It is a widely known fact in the world that drones fly at great heights, and although they can not yet fly autonomously, there are many uses and applications that we can find in the industry. However, thanks to the latest advances in artificial intelligence and computer vision, today drones can maneuver indoors, around hard-to-reach corners, curves, and even dense forests. Recently a new capacity has been developed for drones, with this it seeks to help people and / or hikers who may be lost in the forest.
In an article recently published by the journal Nature Machine Intelligence, it is established how artificial intelligence helps to improve searches with thermal imaging cameras that would allow to locate lost people in uninhabited places such as forests, jungles, etc.
Thermal imaging devices typically highlight differences in people's body temperature on the ground from their environment, making them easier to detect. However, the problem with these forms of devices is that they do not work efficiently due to the dense vegetation that covers the ground and prevents searches for wide or long-range views. In addition, in the case of thermography, the thermal signaling of external factors such as the sun, the ambient heat of trees, the fauna and the body heat of other humans also interfere with the search process.
Therefore, a team of three researchers focused on overcoming these problems by using a Deep Learning application to enhance the images that are created. They designed drones that can be particularly skilled at recognizing humans from everything around them. Its aim was to show how the automated detection of people in occlusion conditions can be greatly improved by combining images from multiple perspectives before classification.
AOS is a synthetic aperture imaging technique that uses camera drones to capture unstructured thermal light fields. In simpler terms, they used the application of artificial intelligence to process multiple images of a specific area. This is interesting because the comparison and data processing of different cameras allow several thermal imaging cameras to function as a large telescope.
After processing the images with artificial intelligence, the final terrain images produced have a greater depth of field, that is, the images show how the treetops appear blurred, while the contours of people on the ground were more recognizable.

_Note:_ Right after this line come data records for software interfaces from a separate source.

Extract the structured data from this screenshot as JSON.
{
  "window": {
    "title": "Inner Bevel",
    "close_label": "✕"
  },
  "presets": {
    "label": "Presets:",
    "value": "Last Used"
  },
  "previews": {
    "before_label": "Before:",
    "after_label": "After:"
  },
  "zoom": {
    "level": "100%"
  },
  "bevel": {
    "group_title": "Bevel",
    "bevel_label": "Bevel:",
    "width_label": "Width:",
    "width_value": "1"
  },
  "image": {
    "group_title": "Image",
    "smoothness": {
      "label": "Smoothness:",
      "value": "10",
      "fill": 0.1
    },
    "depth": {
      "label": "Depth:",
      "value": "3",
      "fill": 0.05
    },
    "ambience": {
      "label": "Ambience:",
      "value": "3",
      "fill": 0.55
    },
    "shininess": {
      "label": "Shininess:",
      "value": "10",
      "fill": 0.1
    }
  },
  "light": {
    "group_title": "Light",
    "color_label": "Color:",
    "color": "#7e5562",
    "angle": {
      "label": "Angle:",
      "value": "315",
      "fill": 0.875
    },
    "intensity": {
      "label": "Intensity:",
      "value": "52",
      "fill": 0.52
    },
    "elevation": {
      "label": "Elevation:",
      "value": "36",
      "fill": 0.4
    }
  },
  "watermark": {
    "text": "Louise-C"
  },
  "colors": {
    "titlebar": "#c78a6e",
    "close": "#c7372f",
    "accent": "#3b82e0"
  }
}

To train the artificial intelligence system, researchers had to create their own image database. They used drones to photograph volunteers on the ground in a variety of positions. System test results showed that the accuracy of this solution ranged from 87% to 95% compared to 25% for traditional thermal imaging. In addition, the use of OSA helped researchers achieve accuracy and recovery of 96% and 93%, respectively.
In the future, the rescue of lost, sick or injured people will increasingly be carried out with autonomous drones. However, discovering humans in densely forested terrain is a challenge due to occlusion and robust detection mechanisms are required. This solution is undoubtedly a breakthrough and the more these models are trained, their efficiency will be greater. In addition, these findings may lay the foundation for future effective search and rescue technologies that can be applied in combination with autonomous or human-manned aircraft.